Entries from a dataset of interfaces
____

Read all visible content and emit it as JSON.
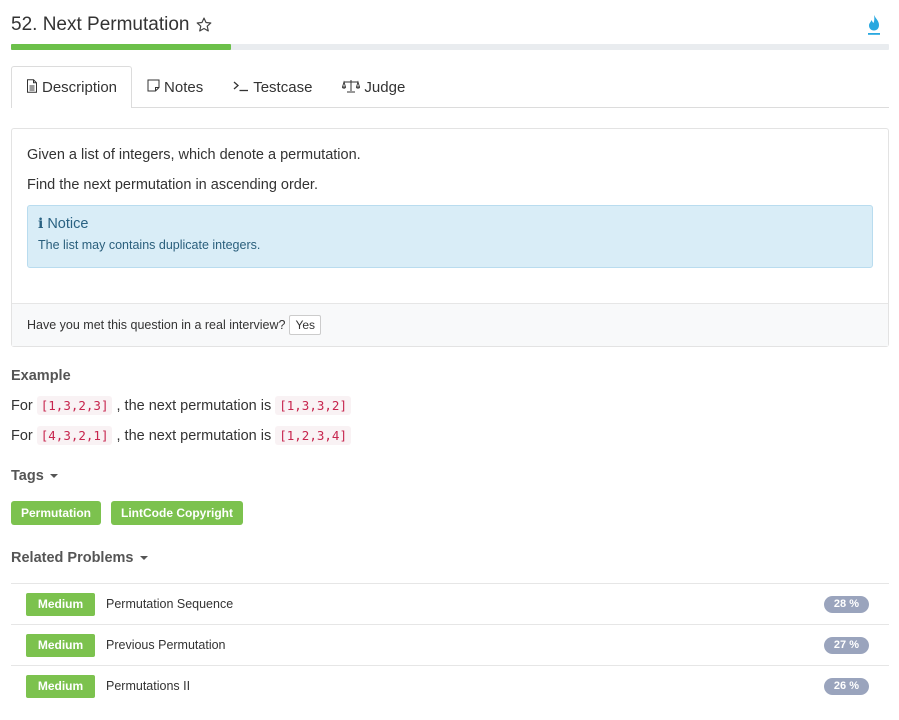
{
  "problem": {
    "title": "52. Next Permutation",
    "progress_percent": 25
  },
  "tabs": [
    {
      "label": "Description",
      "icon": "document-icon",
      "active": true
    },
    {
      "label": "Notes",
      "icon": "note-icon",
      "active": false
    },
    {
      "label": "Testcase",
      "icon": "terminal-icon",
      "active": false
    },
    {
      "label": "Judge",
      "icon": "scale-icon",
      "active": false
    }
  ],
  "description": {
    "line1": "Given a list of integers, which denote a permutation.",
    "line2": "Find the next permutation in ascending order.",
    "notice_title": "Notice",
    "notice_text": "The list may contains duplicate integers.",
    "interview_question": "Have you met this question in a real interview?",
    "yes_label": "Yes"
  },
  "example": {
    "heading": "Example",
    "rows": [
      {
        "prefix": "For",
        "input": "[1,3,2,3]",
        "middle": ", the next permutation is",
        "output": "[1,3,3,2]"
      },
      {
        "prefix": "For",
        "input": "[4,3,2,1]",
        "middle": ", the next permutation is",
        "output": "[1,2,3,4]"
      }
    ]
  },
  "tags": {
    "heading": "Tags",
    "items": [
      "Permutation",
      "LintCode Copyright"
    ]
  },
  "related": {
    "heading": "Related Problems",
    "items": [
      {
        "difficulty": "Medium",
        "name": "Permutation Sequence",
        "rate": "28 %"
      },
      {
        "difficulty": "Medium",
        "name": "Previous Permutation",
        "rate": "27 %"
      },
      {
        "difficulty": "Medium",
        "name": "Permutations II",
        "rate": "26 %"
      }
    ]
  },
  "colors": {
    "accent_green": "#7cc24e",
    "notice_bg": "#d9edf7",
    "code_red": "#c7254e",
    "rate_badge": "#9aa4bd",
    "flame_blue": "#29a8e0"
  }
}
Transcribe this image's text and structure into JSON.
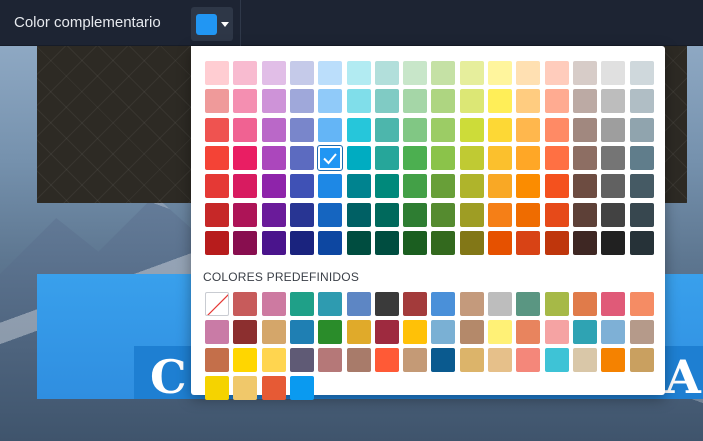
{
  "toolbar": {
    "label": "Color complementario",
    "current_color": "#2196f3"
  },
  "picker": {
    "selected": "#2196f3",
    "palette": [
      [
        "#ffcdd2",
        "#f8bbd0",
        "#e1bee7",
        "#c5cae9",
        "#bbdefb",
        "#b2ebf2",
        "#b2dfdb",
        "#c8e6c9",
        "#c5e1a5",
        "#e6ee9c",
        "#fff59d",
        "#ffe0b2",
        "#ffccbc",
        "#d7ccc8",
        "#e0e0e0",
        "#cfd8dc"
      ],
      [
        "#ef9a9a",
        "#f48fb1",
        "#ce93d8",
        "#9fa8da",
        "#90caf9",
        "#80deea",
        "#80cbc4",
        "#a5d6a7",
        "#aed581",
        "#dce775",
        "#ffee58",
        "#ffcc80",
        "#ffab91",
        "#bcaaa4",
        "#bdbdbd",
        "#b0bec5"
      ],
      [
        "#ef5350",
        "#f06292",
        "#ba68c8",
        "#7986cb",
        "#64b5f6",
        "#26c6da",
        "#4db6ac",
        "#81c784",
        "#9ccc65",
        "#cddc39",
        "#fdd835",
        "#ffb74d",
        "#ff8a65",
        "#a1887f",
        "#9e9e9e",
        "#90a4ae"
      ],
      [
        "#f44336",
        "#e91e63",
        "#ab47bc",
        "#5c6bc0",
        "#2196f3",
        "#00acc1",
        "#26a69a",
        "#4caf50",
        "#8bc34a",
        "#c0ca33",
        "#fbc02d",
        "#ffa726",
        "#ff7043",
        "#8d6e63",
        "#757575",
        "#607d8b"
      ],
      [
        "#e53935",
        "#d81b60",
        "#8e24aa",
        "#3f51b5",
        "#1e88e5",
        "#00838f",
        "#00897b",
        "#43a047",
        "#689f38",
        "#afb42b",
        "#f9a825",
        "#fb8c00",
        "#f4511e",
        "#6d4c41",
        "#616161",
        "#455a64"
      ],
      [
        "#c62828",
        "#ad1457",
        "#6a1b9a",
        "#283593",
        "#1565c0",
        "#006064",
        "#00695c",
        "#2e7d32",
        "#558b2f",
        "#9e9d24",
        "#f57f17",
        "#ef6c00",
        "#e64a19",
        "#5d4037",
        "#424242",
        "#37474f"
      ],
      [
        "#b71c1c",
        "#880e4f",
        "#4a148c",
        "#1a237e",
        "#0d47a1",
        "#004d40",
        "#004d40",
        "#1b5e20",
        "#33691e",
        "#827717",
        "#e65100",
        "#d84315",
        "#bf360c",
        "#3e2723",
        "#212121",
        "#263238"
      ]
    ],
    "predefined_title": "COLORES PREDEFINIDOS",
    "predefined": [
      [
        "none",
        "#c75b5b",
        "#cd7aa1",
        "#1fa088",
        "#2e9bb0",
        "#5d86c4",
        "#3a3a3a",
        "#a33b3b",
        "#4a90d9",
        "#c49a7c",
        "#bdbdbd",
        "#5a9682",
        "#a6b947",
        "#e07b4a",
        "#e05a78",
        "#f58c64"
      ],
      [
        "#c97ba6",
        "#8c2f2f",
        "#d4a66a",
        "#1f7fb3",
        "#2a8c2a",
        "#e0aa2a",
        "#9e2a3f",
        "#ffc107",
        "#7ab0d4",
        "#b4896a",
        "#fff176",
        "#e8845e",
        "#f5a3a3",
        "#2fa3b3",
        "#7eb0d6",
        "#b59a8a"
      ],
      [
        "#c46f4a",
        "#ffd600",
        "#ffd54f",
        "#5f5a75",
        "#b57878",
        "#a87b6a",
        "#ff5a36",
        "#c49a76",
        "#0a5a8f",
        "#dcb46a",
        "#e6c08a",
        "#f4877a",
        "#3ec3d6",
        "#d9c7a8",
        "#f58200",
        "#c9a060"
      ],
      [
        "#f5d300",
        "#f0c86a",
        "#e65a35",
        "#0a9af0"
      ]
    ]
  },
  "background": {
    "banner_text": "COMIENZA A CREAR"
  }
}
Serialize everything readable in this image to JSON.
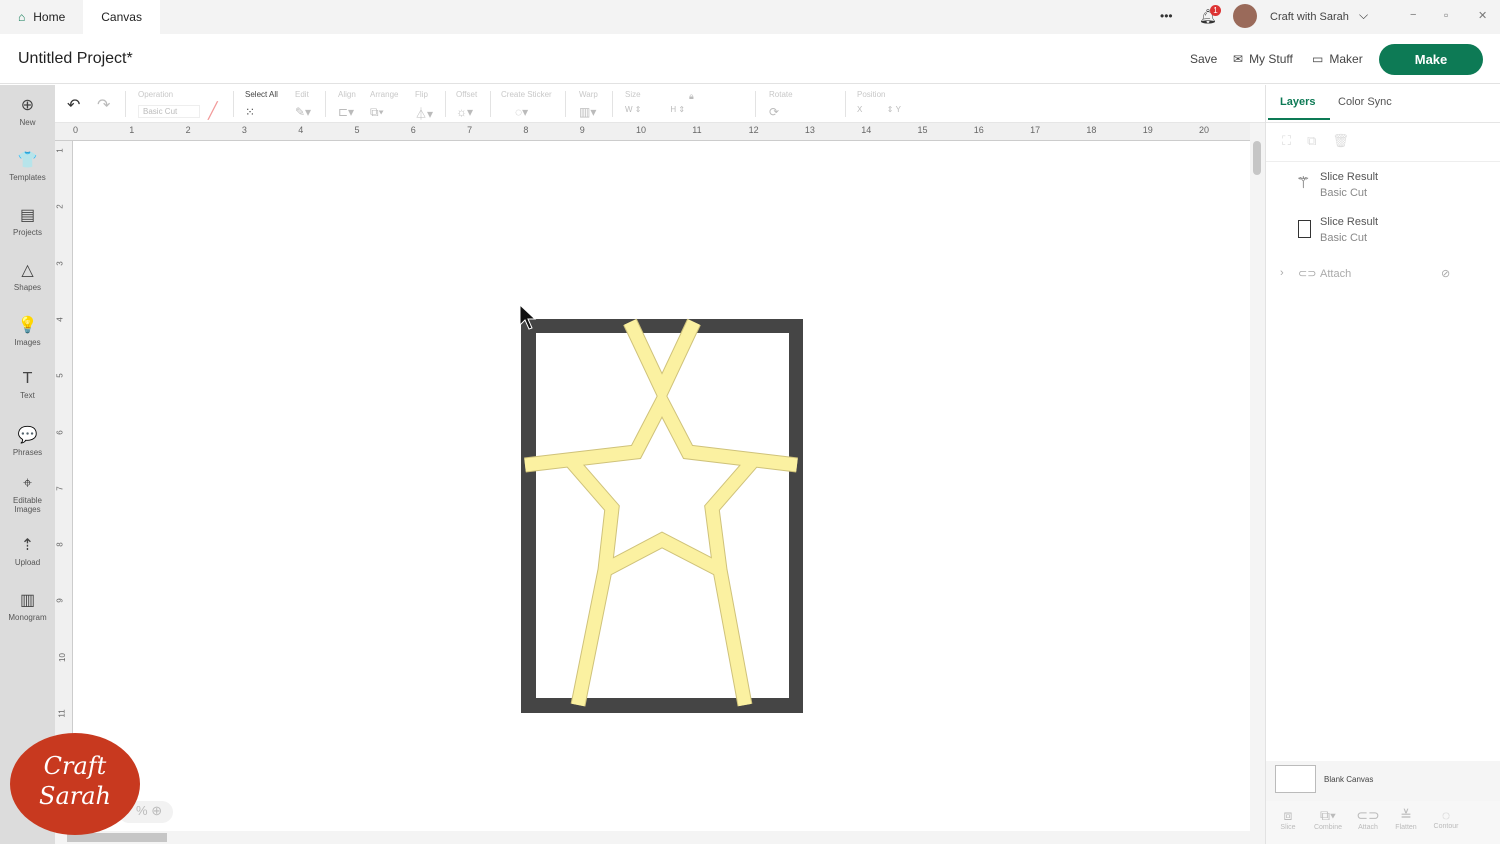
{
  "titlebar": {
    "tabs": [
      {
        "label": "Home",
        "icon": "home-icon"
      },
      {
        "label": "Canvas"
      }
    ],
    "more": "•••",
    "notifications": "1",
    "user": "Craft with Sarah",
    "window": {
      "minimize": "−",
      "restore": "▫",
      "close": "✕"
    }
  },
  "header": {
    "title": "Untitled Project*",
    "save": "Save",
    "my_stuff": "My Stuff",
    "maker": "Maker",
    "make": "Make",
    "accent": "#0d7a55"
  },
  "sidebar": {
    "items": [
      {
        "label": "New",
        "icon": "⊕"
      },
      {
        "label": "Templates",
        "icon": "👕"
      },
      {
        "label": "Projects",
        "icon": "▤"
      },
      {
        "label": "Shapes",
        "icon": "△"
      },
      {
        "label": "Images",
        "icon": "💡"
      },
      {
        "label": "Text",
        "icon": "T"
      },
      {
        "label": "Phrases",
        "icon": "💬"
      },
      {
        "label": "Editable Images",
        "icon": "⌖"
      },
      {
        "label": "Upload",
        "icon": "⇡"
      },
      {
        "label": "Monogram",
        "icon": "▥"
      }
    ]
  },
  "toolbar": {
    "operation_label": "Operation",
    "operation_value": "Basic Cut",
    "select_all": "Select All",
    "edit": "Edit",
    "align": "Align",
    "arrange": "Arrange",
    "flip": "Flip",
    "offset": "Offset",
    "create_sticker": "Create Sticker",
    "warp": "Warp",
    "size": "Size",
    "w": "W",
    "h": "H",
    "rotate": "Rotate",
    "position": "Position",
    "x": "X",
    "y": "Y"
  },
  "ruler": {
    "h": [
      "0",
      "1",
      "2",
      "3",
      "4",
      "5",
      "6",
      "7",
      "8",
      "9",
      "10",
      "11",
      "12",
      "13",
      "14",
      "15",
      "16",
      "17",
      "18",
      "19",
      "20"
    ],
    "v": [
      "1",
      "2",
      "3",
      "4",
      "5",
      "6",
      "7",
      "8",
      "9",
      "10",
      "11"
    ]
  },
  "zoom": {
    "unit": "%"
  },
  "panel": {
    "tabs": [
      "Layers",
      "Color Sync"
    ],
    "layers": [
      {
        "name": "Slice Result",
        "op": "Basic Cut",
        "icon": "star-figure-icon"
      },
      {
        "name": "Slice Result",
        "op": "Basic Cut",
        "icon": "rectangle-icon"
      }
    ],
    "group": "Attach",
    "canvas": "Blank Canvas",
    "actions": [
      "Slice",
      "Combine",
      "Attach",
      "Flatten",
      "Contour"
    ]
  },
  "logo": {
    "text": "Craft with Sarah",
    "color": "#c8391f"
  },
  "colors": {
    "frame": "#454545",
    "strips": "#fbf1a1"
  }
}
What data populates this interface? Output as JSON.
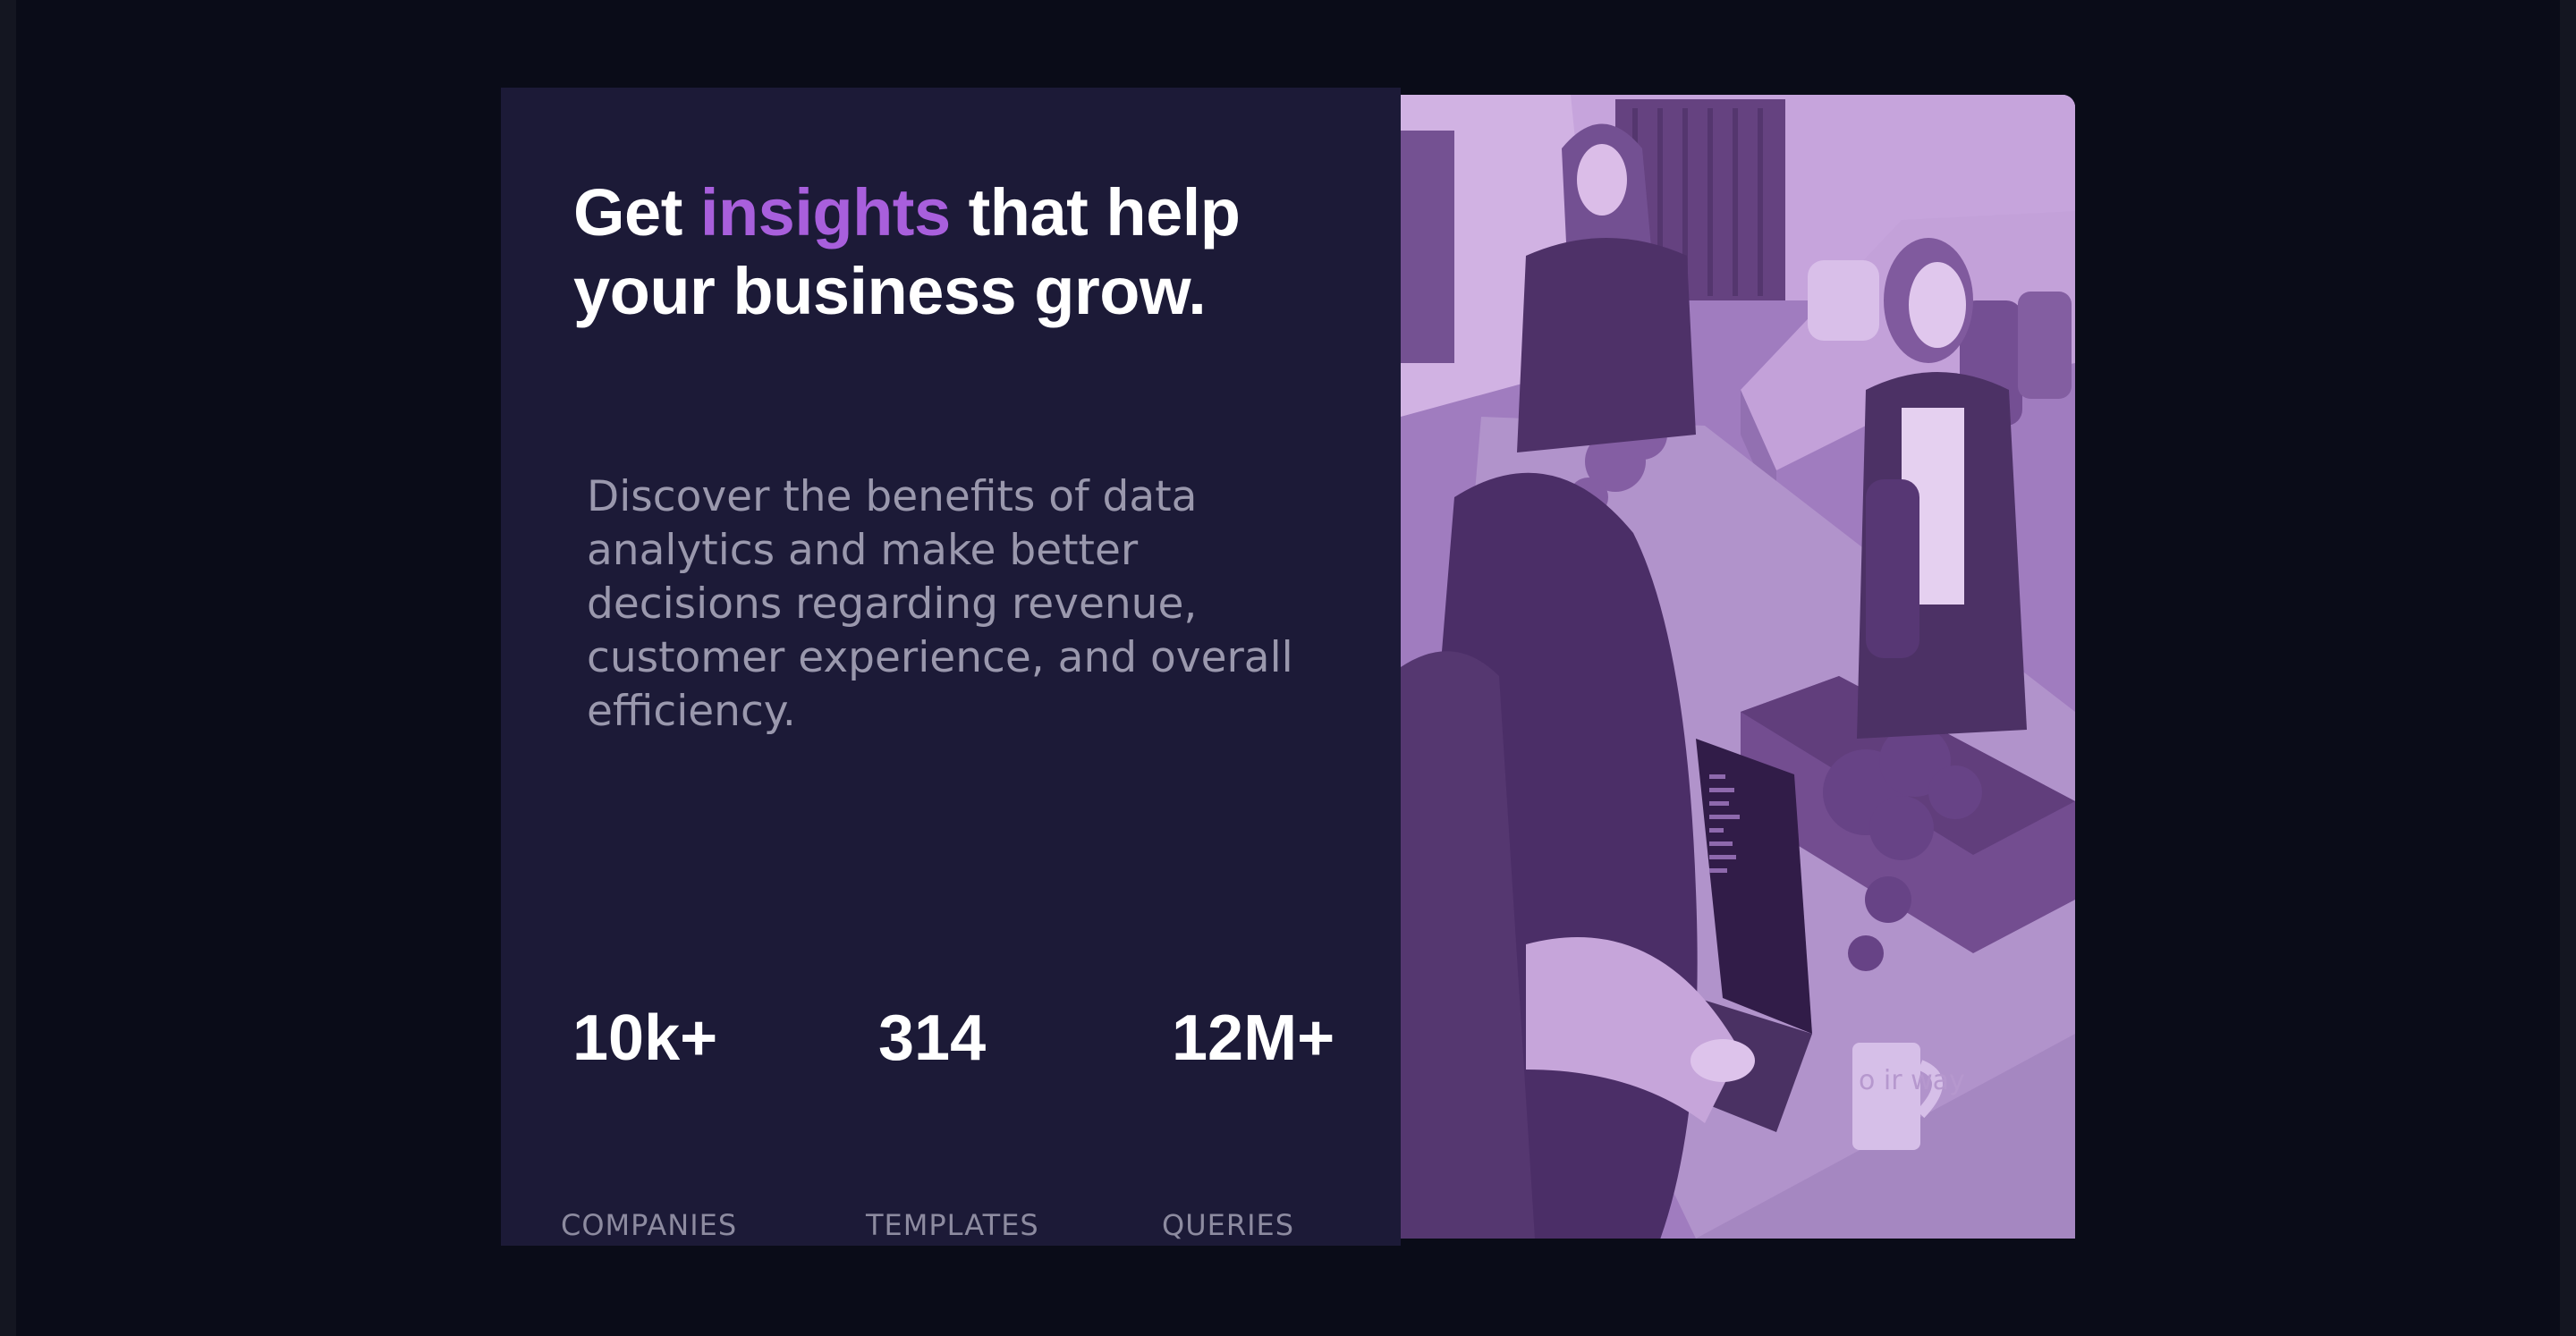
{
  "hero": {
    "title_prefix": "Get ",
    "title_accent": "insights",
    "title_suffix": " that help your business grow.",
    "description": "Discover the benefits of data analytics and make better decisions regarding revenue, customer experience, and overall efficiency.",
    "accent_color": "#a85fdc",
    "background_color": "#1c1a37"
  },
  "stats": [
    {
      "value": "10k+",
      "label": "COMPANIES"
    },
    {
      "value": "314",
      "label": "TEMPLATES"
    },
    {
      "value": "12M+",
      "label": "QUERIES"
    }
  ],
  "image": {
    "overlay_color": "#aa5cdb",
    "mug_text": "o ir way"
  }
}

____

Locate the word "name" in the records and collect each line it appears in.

**Solution to the problem**:
        "name": "Permutation Sequence",
        "name": "Previous Permutation",
        "name": "Permutations II",
        "name": "Slice Result",
        "name": "Slice Result",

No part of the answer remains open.